*PROMPT*. Write out the whole listing word for word.
(DATA FOR THE TASK begins)
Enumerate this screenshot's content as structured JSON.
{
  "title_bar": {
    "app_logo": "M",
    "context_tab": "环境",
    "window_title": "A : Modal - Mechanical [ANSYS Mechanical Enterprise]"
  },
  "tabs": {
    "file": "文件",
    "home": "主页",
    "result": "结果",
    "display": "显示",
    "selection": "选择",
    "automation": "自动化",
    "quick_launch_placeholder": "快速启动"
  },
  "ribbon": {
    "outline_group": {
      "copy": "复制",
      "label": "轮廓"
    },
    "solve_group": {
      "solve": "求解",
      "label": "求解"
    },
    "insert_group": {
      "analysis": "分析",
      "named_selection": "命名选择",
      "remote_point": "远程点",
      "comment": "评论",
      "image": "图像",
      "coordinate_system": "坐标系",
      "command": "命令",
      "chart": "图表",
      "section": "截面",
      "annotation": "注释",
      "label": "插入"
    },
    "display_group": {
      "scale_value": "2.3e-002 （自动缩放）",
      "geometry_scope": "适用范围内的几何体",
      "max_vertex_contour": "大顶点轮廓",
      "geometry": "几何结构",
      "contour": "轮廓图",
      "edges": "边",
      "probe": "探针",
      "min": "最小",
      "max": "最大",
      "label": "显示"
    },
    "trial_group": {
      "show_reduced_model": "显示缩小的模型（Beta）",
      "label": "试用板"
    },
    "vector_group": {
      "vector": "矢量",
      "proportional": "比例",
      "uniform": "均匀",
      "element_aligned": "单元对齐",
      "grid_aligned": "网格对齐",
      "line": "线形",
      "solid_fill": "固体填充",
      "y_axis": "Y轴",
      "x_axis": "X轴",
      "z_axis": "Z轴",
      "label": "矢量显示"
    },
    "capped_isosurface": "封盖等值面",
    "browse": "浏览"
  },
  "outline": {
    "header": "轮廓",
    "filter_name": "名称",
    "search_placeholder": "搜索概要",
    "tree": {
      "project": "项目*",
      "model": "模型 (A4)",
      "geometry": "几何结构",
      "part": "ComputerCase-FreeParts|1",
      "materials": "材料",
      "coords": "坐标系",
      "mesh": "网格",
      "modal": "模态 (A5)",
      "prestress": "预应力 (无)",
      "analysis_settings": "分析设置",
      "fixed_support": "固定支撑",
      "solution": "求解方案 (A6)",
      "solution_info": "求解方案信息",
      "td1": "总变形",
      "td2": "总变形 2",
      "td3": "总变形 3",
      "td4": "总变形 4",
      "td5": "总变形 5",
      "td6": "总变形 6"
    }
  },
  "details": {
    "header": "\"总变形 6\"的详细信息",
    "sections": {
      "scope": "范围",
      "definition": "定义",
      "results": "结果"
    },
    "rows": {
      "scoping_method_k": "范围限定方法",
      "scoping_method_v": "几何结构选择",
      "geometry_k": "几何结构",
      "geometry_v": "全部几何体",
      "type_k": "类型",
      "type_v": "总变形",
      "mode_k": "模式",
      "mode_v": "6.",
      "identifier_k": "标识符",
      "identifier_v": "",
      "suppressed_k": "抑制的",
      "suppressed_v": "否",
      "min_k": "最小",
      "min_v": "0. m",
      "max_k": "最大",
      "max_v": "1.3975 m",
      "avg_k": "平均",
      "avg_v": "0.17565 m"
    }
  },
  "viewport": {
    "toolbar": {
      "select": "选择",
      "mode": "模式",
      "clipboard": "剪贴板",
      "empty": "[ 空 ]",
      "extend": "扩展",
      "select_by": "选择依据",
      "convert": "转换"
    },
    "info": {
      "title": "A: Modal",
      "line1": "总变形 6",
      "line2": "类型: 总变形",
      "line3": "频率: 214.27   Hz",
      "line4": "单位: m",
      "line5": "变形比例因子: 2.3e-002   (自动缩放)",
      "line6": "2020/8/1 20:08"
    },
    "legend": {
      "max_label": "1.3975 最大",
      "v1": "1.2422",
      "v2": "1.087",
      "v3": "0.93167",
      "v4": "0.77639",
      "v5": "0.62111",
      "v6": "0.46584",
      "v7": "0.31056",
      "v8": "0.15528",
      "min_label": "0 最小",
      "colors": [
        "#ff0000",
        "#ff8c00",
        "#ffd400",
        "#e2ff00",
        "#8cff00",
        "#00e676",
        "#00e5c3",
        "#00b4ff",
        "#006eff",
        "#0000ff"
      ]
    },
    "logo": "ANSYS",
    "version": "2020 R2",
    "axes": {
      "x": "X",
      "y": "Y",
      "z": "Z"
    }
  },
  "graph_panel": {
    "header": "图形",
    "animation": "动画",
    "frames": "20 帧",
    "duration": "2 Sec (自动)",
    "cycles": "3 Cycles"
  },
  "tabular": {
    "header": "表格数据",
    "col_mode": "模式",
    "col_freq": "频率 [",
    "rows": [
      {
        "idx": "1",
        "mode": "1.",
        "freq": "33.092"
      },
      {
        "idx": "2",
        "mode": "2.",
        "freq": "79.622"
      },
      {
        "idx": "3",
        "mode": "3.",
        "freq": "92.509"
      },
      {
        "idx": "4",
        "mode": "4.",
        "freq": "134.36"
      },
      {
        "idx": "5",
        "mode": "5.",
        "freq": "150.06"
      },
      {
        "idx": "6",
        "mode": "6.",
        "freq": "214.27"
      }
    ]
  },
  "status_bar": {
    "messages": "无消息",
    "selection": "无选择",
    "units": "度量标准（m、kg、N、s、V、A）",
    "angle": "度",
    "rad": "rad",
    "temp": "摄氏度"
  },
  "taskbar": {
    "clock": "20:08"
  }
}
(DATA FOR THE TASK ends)
*FINISHED EXERCISE*.
Enumerate this screenshot's content as structured JSON.
{
  "title_bar": {
    "app_logo": "M",
    "context_tab": "环境",
    "window_title": "A : Modal - Mechanical [ANSYS Mechanical Enterprise]"
  },
  "tabs": {
    "file": "文件",
    "home": "主页",
    "result": "结果",
    "display": "显示",
    "selection": "选择",
    "automation": "自动化",
    "quick_launch_placeholder": "快速启动"
  },
  "ribbon": {
    "outline_group": {
      "copy": "复制",
      "label": "轮廓"
    },
    "solve_group": {
      "solve": "求解",
      "label": "求解"
    },
    "insert_group": {
      "analysis": "分析",
      "named_selection": "命名选择",
      "remote_point": "远程点",
      "comment": "评论",
      "image": "图像",
      "coordinate_system": "坐标系",
      "command": "命令",
      "chart": "图表",
      "section": "截面",
      "annotation": "注释",
      "label": "插入"
    },
    "display_group": {
      "scale_value": "2.3e-002 （自动缩放）",
      "geometry_scope": "适用范围内的几何体",
      "max_vertex_contour": "大顶点轮廓",
      "geometry": "几何结构",
      "contour": "轮廓图",
      "edges": "边",
      "probe": "探针",
      "min": "最小",
      "max": "最大",
      "label": "显示"
    },
    "trial_group": {
      "show_reduced_model": "显示缩小的模型（Beta）",
      "label": "试用板"
    },
    "vector_group": {
      "vector": "矢量",
      "proportional": "比例",
      "uniform": "均匀",
      "element_aligned": "单元对齐",
      "grid_aligned": "网格对齐",
      "line": "线形",
      "solid_fill": "固体填充",
      "y_axis": "Y轴",
      "x_axis": "X轴",
      "z_axis": "Z轴",
      "label": "矢量显示"
    },
    "capped_isosurface": "封盖等值面",
    "browse": "浏览"
  },
  "outline": {
    "header": "轮廓",
    "filter_name": "名称",
    "search_placeholder": "搜索概要",
    "tree": {
      "project": "项目*",
      "model": "模型 (A4)",
      "geometry": "几何结构",
      "part": "ComputerCase-FreeParts|1",
      "materials": "材料",
      "coords": "坐标系",
      "mesh": "网格",
      "modal": "模态 (A5)",
      "prestress": "预应力 (无)",
      "analysis_settings": "分析设置",
      "fixed_support": "固定支撑",
      "solution": "求解方案 (A6)",
      "solution_info": "求解方案信息",
      "td1": "总变形",
      "td2": "总变形 2",
      "td3": "总变形 3",
      "td4": "总变形 4",
      "td5": "总变形 5",
      "td6": "总变形 6"
    }
  },
  "details": {
    "header": "\"总变形 6\"的详细信息",
    "sections": {
      "scope": "范围",
      "definition": "定义",
      "results": "结果"
    },
    "rows": {
      "scoping_method_k": "范围限定方法",
      "scoping_method_v": "几何结构选择",
      "geometry_k": "几何结构",
      "geometry_v": "全部几何体",
      "type_k": "类型",
      "type_v": "总变形",
      "mode_k": "模式",
      "mode_v": "6.",
      "identifier_k": "标识符",
      "identifier_v": "",
      "suppressed_k": "抑制的",
      "suppressed_v": "否",
      "min_k": "最小",
      "min_v": "0. m",
      "max_k": "最大",
      "max_v": "1.3975 m",
      "avg_k": "平均",
      "avg_v": "0.17565 m"
    }
  },
  "viewport": {
    "toolbar": {
      "select": "选择",
      "mode": "模式",
      "clipboard": "剪贴板",
      "empty": "[ 空 ]",
      "extend": "扩展",
      "select_by": "选择依据",
      "convert": "转换"
    },
    "info": {
      "title": "A: Modal",
      "line1": "总变形 6",
      "line2": "类型: 总变形",
      "line3": "频率: 214.27   Hz",
      "line4": "单位: m",
      "line5": "变形比例因子: 2.3e-002   (自动缩放)",
      "line6": "2020/8/1 20:08"
    },
    "legend": {
      "max_label": "1.3975 最大",
      "v1": "1.2422",
      "v2": "1.087",
      "v3": "0.93167",
      "v4": "0.77639",
      "v5": "0.62111",
      "v6": "0.46584",
      "v7": "0.31056",
      "v8": "0.15528",
      "min_label": "0 最小",
      "colors": [
        "#ff0000",
        "#ff8c00",
        "#ffd400",
        "#e2ff00",
        "#8cff00",
        "#00e676",
        "#00e5c3",
        "#00b4ff",
        "#006eff",
        "#0000ff"
      ]
    },
    "logo": "ANSYS",
    "version": "2020 R2",
    "axes": {
      "x": "X",
      "y": "Y",
      "z": "Z"
    }
  },
  "graph_panel": {
    "header": "图形",
    "animation": "动画",
    "frames": "20 帧",
    "duration": "2 Sec (自动)",
    "cycles": "3 Cycles"
  },
  "tabular": {
    "header": "表格数据",
    "col_mode": "模式",
    "col_freq": "频率 [",
    "rows": [
      {
        "idx": "1",
        "mode": "1.",
        "freq": "33.092"
      },
      {
        "idx": "2",
        "mode": "2.",
        "freq": "79.622"
      },
      {
        "idx": "3",
        "mode": "3.",
        "freq": "92.509"
      },
      {
        "idx": "4",
        "mode": "4.",
        "freq": "134.36"
      },
      {
        "idx": "5",
        "mode": "5.",
        "freq": "150.06"
      },
      {
        "idx": "6",
        "mode": "6.",
        "freq": "214.27"
      }
    ]
  },
  "status_bar": {
    "messages": "无消息",
    "selection": "无选择",
    "units": "度量标准（m、kg、N、s、V、A）",
    "angle": "度",
    "rad": "rad",
    "temp": "摄氏度"
  },
  "taskbar": {
    "clock": "20:08"
  }
}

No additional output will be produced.